The Police discovered and confiscated more than a million US dollars in 100 banknotes, 100.000 Euros, sophisticated communication equipments and computers. French Interior Ministry sources said they had confiscated more than 8 millions dollars in cash found in various offices of the MKO as well in the houses of its high-ranking officials throughout France.
In the next few days, people in some European cities were shocked to witness one of the most appalling potentialities of Mojahedin; a number of the group’s insiders immolated themselves in public to protest Maryam Rajavi’s arrest. Reportedly, more than ten Mojahedin sympathizers set themselves alight in three days in Paris, Berne, Rome, London, and Ottawa. The human tragedy ended with two deaths; two women, Sediqeh Mojaveri, 40, and Neda Hassani, 19, died because of the self-immolation injuries.
After three years, on 16 June 2006, MKO announced in a statement that the Paris Appeals Court had dropped all restrictions imposed on 16 active members of the Iranian terrorist group including Maryam Rajavi, following the raid of June 17, 2003. According to the Appeals Court ruling, the 16 members were free to communicate with each other and to travel abroad, nothing more. The French court ruling gave MKO an opportunity to fuel its propaganda machine. While the file is open and MKO is not acquitted of the previous charges, the group has initiated rebuking the French judiciary.

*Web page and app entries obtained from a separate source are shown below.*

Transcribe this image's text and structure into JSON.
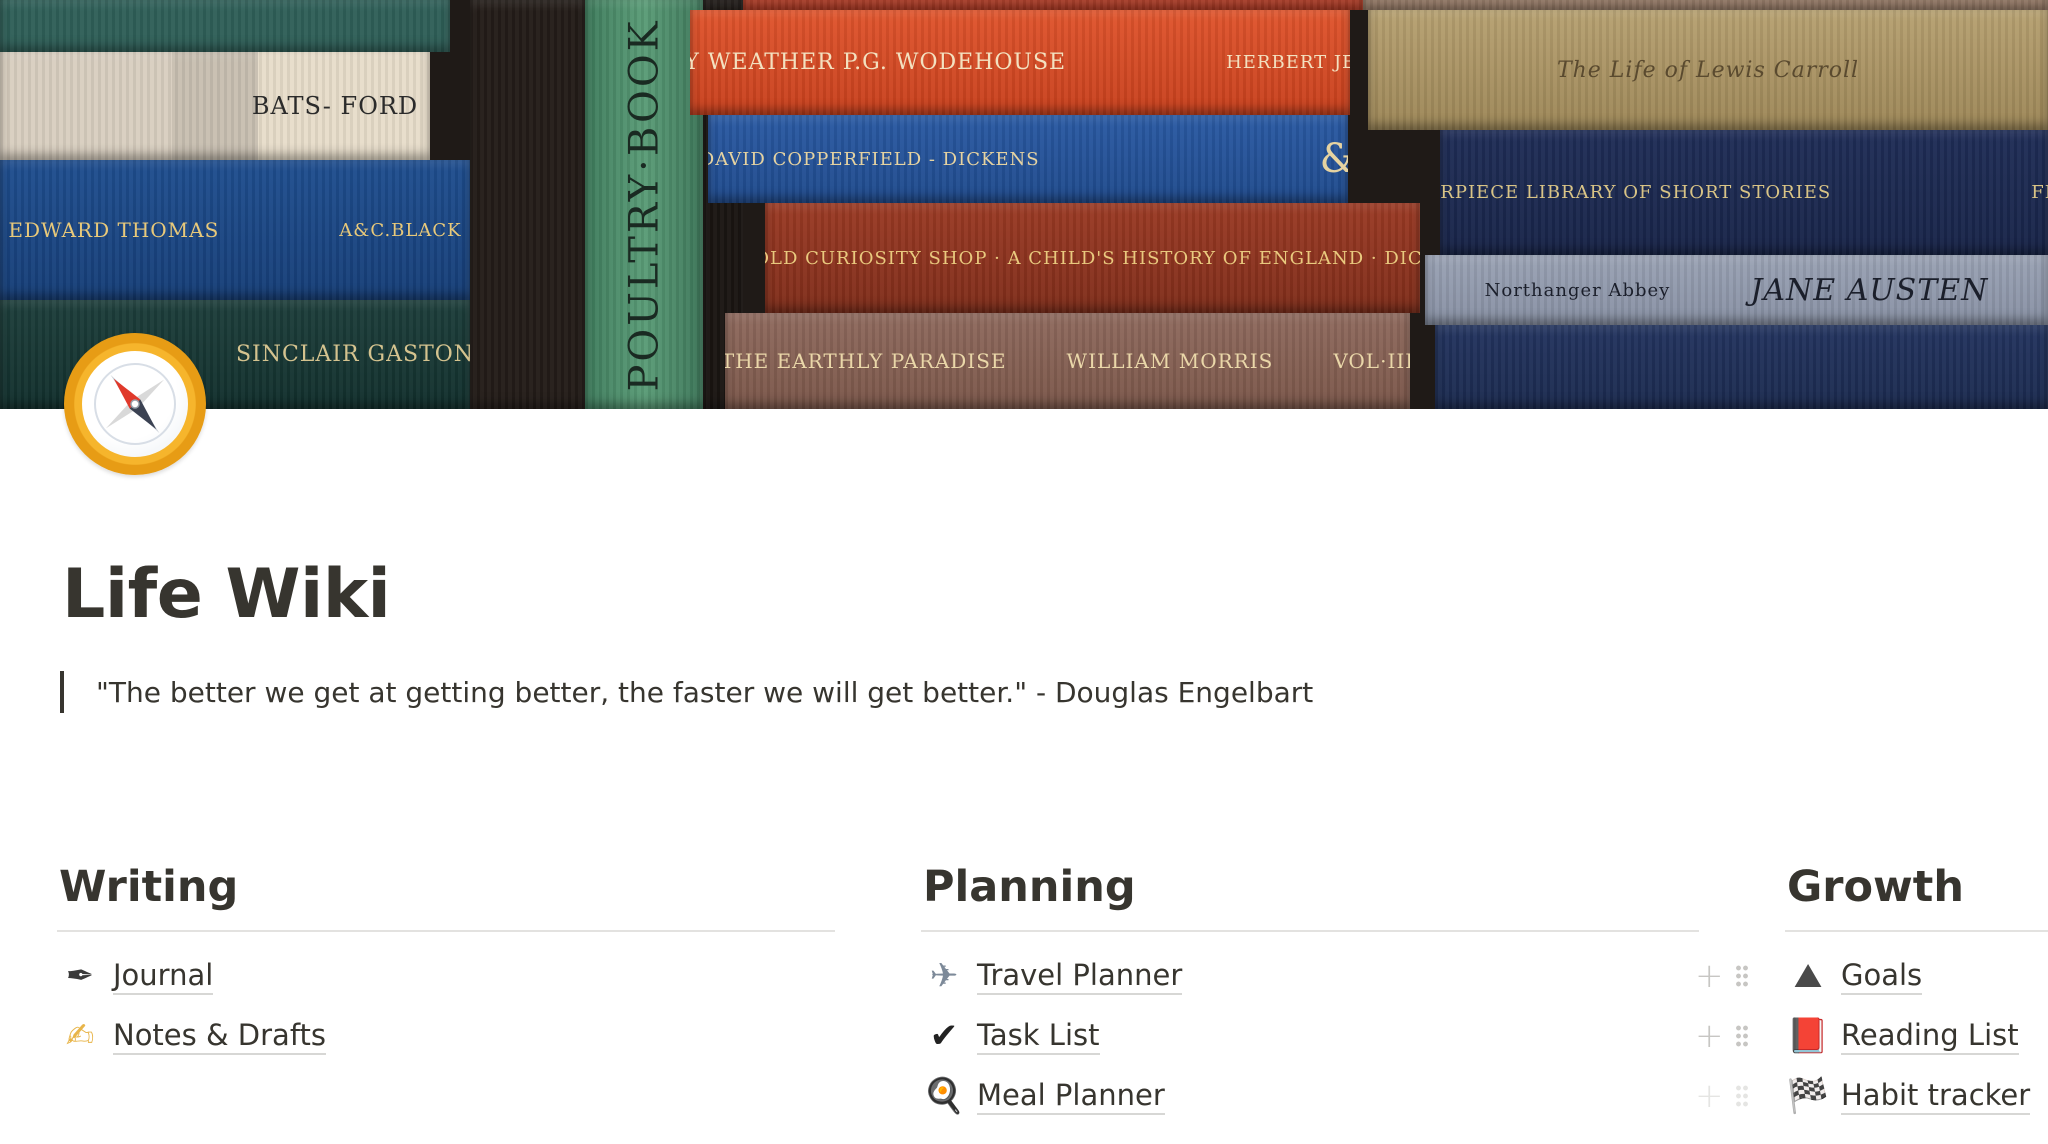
{
  "page": {
    "title": "Life Wiki",
    "quote": "\"The better we get at getting better, the faster we will get better.\" - Douglas Engelbart",
    "icon": "compass-icon"
  },
  "cover": {
    "description": "bookshelf",
    "book_titles": {
      "batsford": "BATS- FORD",
      "thomas": "EDWARD THOMAS",
      "black": "A&C.BLACK",
      "sinclair": "SINCLAIR GASTON",
      "poultry": "POULTRY·BOOK",
      "wodehouse": "HEAVY WEATHER  P.G. WODEHOUSE",
      "jenkins": "HERBERT JENKINS",
      "copperfield": "DAVID COPPERFIELD - DICKENS",
      "curiosity": "THE OLD CURIOSITY SHOP · A CHILD'S HISTORY OF ENGLAND · DICKENS",
      "paradise": "THE EARTHLY PARADISE",
      "morris": "WILLIAM MORRIS",
      "vol": "VOL·III",
      "carroll": "The Life of Lewis Carroll",
      "masterpiece": "MASTERPIECE LIBRARY OF SHORT STORIES",
      "french": "FRENCH",
      "northanger": "Northanger Abbey",
      "austen": "JANE AUSTEN"
    }
  },
  "columns": [
    {
      "heading": "Writing",
      "items": [
        {
          "label": "Journal",
          "icon": "fountain-pen-icon",
          "glyph": "✒"
        },
        {
          "label": "Notes & Drafts",
          "icon": "writing-hand-icon",
          "glyph": "✍"
        }
      ]
    },
    {
      "heading": "Planning",
      "items": [
        {
          "label": "Travel Planner",
          "icon": "airplane-icon",
          "glyph": "✈"
        },
        {
          "label": "Task List",
          "icon": "check-mark-icon",
          "glyph": "✔"
        },
        {
          "label": "Meal Planner",
          "icon": "frying-pan-icon",
          "glyph": "🍳"
        }
      ]
    },
    {
      "heading": "Growth",
      "items": [
        {
          "label": "Goals",
          "icon": "mountain-icon",
          "glyph": "⛰"
        },
        {
          "label": "Reading List",
          "icon": "red-book-icon",
          "glyph": "📕"
        },
        {
          "label": "Habit tracker",
          "icon": "checkered-flag-icon",
          "glyph": "🏁"
        }
      ]
    }
  ],
  "colors": {
    "text": "#37352f",
    "divider": "#e3e2e0",
    "compass_ring": "#f6b52c"
  }
}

At a press conference held in Paris on June 20, 2006, several members, along with a few of its French advocates, reproved French judiciary for having made a transparent mistake three years ago. Bernard Dartevelle, a French jurist present at the press conference, said "This shows that all their charges against the Resistance were completely baseless. The terrorist charge against the Mojahedin has been undermined. On the international level, the ruling is a slap on the face of all those who have designated the PMOI in the terror list". Mr. Dartevelle’ statement, meant to slap MKO on the back, is more a slap in the face of international opinion.
Abolqasem Rezaii, deputy head of the NCRI’s secretariat, one of the 16, told the press conference that the “recent court ruling represented a total rejection of all terrorist and money laundering charges against the Iranian Resistance”. The French judiciary has exonerated none of the MKO’s previous terrorist and money laundering charges and the file is fully open. Now, after three years, Rezaii claims “I told them [investigators] from day one that I was in charge of the Resistance’s finances and that they could ask all their questions from me, but they did not speak to me even once… now that the falsity of the case and all those charges are proven, why do they not close the file?”. No doubt, he has been investigated on the charges more than once but proved to be non-cooperative or misguiding, otherwise, the court would rule return of more than $8 million to the NCRI whose sources are not still transparent. Moreover, the court has banned the group to be indulged in fundraising activities inside the Franc’s soil.
MKO must be thankful of the French judiciary and people whom they are reproaching. It is MKO’s habitual to claim the whole loaf if you favor them a morsel. Wise people leash hounds with rabies to save others in the vicinity. It is a heavy mutual duty on the shoulders of French’s judiciary and security systems to be watchful of a sect, blacklisted as a terrorist organization, to safeguard the social peace and nation’s well-being when it is settled next door. MKO is capable of jeopardizing peace and tranquility of people as it did when in Iran.
– The quotes are all from the NCRI website Dated26 June 2006.
By A. Afshar, 28 June 2006